INFORMATION PROVIDED =
───

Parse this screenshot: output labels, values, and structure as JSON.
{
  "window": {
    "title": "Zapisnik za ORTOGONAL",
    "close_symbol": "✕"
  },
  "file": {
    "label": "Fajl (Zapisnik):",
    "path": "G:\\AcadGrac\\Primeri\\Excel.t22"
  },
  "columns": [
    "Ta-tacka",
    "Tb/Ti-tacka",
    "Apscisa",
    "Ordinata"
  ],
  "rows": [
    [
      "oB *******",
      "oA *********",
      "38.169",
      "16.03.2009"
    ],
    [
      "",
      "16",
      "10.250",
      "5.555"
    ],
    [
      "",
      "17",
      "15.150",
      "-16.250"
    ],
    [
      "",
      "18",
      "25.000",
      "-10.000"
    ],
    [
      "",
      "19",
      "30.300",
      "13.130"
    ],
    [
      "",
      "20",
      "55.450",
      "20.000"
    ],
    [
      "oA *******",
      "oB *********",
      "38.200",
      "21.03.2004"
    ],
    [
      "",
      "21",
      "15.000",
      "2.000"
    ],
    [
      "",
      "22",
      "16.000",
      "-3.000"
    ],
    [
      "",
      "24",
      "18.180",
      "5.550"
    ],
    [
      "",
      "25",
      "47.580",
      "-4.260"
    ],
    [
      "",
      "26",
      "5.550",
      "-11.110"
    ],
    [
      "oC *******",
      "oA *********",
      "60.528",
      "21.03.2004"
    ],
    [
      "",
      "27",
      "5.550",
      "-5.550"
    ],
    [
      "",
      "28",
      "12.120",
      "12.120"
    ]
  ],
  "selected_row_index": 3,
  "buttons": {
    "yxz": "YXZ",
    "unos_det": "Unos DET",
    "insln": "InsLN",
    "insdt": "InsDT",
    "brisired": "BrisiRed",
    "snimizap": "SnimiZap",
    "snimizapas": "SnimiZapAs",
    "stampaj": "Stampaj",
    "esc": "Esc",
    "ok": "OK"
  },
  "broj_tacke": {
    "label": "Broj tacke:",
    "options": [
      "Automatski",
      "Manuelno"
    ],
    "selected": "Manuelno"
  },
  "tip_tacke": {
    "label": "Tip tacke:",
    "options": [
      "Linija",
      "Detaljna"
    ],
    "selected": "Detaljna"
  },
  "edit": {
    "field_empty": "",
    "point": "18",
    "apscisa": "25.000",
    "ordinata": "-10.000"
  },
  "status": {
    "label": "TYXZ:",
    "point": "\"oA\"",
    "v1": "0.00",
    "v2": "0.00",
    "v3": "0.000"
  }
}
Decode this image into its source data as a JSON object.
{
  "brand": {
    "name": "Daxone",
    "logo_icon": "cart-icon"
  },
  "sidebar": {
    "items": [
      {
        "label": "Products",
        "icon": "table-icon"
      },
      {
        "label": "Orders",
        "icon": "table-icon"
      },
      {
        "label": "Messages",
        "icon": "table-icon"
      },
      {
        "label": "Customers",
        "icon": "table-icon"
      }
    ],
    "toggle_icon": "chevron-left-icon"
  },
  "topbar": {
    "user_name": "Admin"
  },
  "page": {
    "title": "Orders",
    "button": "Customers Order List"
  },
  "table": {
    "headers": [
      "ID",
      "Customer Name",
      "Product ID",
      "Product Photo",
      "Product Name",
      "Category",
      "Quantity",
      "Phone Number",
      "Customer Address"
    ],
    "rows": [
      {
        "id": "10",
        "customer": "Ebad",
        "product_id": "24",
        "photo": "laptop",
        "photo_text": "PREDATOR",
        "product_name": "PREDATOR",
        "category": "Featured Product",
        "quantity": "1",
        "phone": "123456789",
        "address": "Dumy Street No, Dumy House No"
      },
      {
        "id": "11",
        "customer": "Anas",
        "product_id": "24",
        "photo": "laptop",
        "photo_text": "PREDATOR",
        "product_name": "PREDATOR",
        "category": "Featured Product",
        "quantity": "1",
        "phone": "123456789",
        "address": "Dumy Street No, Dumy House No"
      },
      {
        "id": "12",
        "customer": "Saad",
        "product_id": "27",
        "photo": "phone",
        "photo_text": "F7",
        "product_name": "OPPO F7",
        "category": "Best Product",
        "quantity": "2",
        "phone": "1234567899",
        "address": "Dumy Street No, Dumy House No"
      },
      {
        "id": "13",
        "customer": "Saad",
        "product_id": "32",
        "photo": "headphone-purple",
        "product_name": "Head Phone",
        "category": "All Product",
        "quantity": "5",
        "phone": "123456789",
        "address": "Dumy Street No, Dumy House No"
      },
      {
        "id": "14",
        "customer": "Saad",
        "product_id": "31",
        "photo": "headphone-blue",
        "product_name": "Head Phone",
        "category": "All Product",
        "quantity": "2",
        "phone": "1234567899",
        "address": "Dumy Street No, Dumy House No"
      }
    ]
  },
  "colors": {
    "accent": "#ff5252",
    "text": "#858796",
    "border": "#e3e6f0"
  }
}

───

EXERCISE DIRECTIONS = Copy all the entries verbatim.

THE ANSWER =
Parse this screenshot: output labels, values, and structure as JSON.
{
  "window": {
    "title": "Zapisnik za ORTOGONAL",
    "close_symbol": "✕"
  },
  "file": {
    "label": "Fajl (Zapisnik):",
    "path": "G:\\AcadGrac\\Primeri\\Excel.t22"
  },
  "columns": [
    "Ta-tacka",
    "Tb/Ti-tacka",
    "Apscisa",
    "Ordinata"
  ],
  "rows": [
    [
      "oB *******",
      "oA *********",
      "38.169",
      "16.03.2009"
    ],
    [
      "",
      "16",
      "10.250",
      "5.555"
    ],
    [
      "",
      "17",
      "15.150",
      "-16.250"
    ],
    [
      "",
      "18",
      "25.000",
      "-10.000"
    ],
    [
      "",
      "19",
      "30.300",
      "13.130"
    ],
    [
      "",
      "20",
      "55.450",
      "20.000"
    ],
    [
      "oA *******",
      "oB *********",
      "38.200",
      "21.03.2004"
    ],
    [
      "",
      "21",
      "15.000",
      "2.000"
    ],
    [
      "",
      "22",
      "16.000",
      "-3.000"
    ],
    [
      "",
      "24",
      "18.180",
      "5.550"
    ],
    [
      "",
      "25",
      "47.580",
      "-4.260"
    ],
    [
      "",
      "26",
      "5.550",
      "-11.110"
    ],
    [
      "oC *******",
      "oA *********",
      "60.528",
      "21.03.2004"
    ],
    [
      "",
      "27",
      "5.550",
      "-5.550"
    ],
    [
      "",
      "28",
      "12.120",
      "12.120"
    ]
  ],
  "selected_row_index": 3,
  "buttons": {
    "yxz": "YXZ",
    "unos_det": "Unos DET",
    "insln": "InsLN",
    "insdt": "InsDT",
    "brisired": "BrisiRed",
    "snimizap": "SnimiZap",
    "snimizapas": "SnimiZapAs",
    "stampaj": "Stampaj",
    "esc": "Esc",
    "ok": "OK"
  },
  "broj_tacke": {
    "label": "Broj tacke:",
    "options": [
      "Automatski",
      "Manuelno"
    ],
    "selected": "Manuelno"
  },
  "tip_tacke": {
    "label": "Tip tacke:",
    "options": [
      "Linija",
      "Detaljna"
    ],
    "selected": "Detaljna"
  },
  "edit": {
    "field_empty": "",
    "point": "18",
    "apscisa": "25.000",
    "ordinata": "-10.000"
  },
  "status": {
    "label": "TYXZ:",
    "point": "\"oA\"",
    "v1": "0.00",
    "v2": "0.00",
    "v3": "0.000"
  }
}
Decode this image into its source data as a JSON object.
{
  "brand": {
    "name": "Daxone",
    "logo_icon": "cart-icon"
  },
  "sidebar": {
    "items": [
      {
        "label": "Products",
        "icon": "table-icon"
      },
      {
        "label": "Orders",
        "icon": "table-icon"
      },
      {
        "label": "Messages",
        "icon": "table-icon"
      },
      {
        "label": "Customers",
        "icon": "table-icon"
      }
    ],
    "toggle_icon": "chevron-left-icon"
  },
  "topbar": {
    "user_name": "Admin"
  },
  "page": {
    "title": "Orders",
    "button": "Customers Order List"
  },
  "table": {
    "headers": [
      "ID",
      "Customer Name",
      "Product ID",
      "Product Photo",
      "Product Name",
      "Category",
      "Quantity",
      "Phone Number",
      "Customer Address"
    ],
    "rows": [
      {
        "id": "10",
        "customer": "Ebad",
        "product_id": "24",
        "photo": "laptop",
        "photo_text": "PREDATOR",
        "product_name": "PREDATOR",
        "category": "Featured Product",
        "quantity": "1",
        "phone": "123456789",
        "address": "Dumy Street No, Dumy House No"
      },
      {
        "id": "11",
        "customer": "Anas",
        "product_id": "24",
        "photo": "laptop",
        "photo_text": "PREDATOR",
        "product_name": "PREDATOR",
        "category": "Featured Product",
        "quantity": "1",
        "phone": "123456789",
        "address": "Dumy Street No, Dumy House No"
      },
      {
        "id": "12",
        "customer": "Saad",
        "product_id": "27",
        "photo": "phone",
        "photo_text": "F7",
        "product_name": "OPPO F7",
        "category": "Best Product",
        "quantity": "2",
        "phone": "1234567899",
        "address": "Dumy Street No, Dumy House No"
      },
      {
        "id": "13",
        "customer": "Saad",
        "product_id": "32",
        "photo": "headphone-purple",
        "product_name": "Head Phone",
        "category": "All Product",
        "quantity": "5",
        "phone": "123456789",
        "address": "Dumy Street No, Dumy House No"
      },
      {
        "id": "14",
        "customer": "Saad",
        "product_id": "31",
        "photo": "headphone-blue",
        "product_name": "Head Phone",
        "category": "All Product",
        "quantity": "2",
        "phone": "1234567899",
        "address": "Dumy Street No, Dumy House No"
      }
    ]
  },
  "colors": {
    "accent": "#ff5252",
    "text": "#858796",
    "border": "#e3e6f0"
  }
}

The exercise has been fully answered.